* [PROBLEM STATEMENT]
From the entries that follow, copy each line in which "signal" appears.

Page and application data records

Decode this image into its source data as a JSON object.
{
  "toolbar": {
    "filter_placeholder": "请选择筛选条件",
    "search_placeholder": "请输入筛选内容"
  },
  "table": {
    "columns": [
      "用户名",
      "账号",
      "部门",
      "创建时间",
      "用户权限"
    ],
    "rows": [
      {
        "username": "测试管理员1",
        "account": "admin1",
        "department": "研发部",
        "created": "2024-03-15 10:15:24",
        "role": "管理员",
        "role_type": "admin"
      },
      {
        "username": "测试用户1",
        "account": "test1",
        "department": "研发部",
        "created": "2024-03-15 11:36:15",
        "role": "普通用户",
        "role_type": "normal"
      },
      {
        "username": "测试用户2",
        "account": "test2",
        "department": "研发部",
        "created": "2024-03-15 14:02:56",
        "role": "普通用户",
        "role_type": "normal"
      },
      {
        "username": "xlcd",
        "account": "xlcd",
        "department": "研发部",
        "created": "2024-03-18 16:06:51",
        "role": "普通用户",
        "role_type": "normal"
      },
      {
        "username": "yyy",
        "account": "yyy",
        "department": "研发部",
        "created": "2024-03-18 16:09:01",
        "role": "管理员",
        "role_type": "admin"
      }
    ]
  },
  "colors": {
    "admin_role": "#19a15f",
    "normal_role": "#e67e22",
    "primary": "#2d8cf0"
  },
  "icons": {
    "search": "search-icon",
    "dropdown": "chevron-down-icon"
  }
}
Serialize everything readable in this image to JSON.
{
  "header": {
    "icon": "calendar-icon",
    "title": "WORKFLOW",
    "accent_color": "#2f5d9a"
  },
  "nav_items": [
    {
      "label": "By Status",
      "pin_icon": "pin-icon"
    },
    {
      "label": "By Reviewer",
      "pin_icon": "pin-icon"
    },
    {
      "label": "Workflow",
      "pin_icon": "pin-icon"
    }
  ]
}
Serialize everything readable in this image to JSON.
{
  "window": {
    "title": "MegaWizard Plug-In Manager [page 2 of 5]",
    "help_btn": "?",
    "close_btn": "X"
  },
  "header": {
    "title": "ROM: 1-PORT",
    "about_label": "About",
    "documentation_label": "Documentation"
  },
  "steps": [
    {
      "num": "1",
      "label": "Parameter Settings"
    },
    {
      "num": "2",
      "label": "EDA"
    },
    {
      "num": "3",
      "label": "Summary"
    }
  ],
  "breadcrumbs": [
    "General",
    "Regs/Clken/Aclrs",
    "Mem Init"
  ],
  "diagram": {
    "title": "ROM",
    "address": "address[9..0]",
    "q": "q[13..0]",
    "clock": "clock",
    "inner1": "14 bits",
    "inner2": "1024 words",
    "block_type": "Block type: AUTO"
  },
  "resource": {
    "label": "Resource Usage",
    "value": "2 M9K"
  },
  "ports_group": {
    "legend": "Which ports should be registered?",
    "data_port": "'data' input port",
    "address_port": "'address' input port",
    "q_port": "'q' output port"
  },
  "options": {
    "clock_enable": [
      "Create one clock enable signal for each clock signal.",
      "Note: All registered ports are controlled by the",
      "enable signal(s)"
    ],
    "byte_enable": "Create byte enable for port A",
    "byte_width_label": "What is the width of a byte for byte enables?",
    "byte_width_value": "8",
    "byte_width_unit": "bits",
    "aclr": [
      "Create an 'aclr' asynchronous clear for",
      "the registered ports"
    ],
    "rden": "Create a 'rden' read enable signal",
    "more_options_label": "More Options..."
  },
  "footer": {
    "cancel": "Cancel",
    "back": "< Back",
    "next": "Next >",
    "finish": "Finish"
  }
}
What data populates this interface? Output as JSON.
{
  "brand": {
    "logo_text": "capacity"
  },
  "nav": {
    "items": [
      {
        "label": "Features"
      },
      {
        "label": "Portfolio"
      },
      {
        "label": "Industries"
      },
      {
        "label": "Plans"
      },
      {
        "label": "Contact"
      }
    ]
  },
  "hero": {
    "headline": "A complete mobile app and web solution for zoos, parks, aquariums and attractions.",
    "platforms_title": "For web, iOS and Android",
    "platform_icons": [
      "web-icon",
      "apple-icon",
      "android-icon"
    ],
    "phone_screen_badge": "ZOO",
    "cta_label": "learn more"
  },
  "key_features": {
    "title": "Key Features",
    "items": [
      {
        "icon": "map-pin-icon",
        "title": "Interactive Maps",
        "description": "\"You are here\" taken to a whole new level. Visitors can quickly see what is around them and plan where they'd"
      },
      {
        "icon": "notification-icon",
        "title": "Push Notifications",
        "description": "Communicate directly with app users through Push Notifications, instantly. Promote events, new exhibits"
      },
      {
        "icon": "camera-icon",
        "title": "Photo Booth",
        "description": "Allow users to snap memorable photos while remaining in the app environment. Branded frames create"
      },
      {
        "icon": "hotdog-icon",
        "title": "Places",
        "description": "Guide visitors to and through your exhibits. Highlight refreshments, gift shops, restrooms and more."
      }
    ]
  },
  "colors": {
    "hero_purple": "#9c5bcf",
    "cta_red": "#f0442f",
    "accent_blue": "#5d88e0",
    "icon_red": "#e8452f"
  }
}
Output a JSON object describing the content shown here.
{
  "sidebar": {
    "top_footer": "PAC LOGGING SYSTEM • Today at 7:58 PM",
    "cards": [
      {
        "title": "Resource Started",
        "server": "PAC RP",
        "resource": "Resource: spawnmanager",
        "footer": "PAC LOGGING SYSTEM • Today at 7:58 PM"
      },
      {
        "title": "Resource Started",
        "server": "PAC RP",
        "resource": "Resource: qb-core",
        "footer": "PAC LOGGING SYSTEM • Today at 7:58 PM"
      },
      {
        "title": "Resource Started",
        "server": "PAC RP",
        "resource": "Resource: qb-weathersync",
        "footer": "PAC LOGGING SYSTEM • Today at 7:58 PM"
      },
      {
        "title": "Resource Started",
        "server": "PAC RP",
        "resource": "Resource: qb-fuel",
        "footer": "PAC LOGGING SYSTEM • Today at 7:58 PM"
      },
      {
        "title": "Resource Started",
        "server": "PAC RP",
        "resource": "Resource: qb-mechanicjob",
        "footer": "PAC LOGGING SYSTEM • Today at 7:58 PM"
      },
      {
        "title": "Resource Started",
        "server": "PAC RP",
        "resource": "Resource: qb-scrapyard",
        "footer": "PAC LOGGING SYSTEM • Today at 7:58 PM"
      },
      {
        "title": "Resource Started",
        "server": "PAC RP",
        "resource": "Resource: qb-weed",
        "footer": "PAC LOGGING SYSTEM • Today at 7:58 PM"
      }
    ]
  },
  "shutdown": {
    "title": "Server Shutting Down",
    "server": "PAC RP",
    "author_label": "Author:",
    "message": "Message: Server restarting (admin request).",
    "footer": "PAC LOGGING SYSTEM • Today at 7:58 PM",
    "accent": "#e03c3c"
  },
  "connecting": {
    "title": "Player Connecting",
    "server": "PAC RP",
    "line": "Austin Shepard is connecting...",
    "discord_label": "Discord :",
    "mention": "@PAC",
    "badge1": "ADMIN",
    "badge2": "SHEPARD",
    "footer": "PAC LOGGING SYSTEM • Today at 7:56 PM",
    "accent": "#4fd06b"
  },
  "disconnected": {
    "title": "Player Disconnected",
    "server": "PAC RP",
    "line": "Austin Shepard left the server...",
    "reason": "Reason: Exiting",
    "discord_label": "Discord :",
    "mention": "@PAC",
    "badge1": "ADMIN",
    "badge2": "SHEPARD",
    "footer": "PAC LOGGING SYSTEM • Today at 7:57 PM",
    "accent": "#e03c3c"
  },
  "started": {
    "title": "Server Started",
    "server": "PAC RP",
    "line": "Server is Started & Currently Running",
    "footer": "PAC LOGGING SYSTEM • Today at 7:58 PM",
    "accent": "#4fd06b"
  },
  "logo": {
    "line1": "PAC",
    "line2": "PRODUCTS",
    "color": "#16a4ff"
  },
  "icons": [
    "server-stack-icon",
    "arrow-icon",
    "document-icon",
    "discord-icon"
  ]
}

* [ANSWER TO THIS PROBLEM]
      "Create one clock enable signal for each clock signal.",
      "enable signal(s)"
    "rden": "Create a 'rden' read enable signal",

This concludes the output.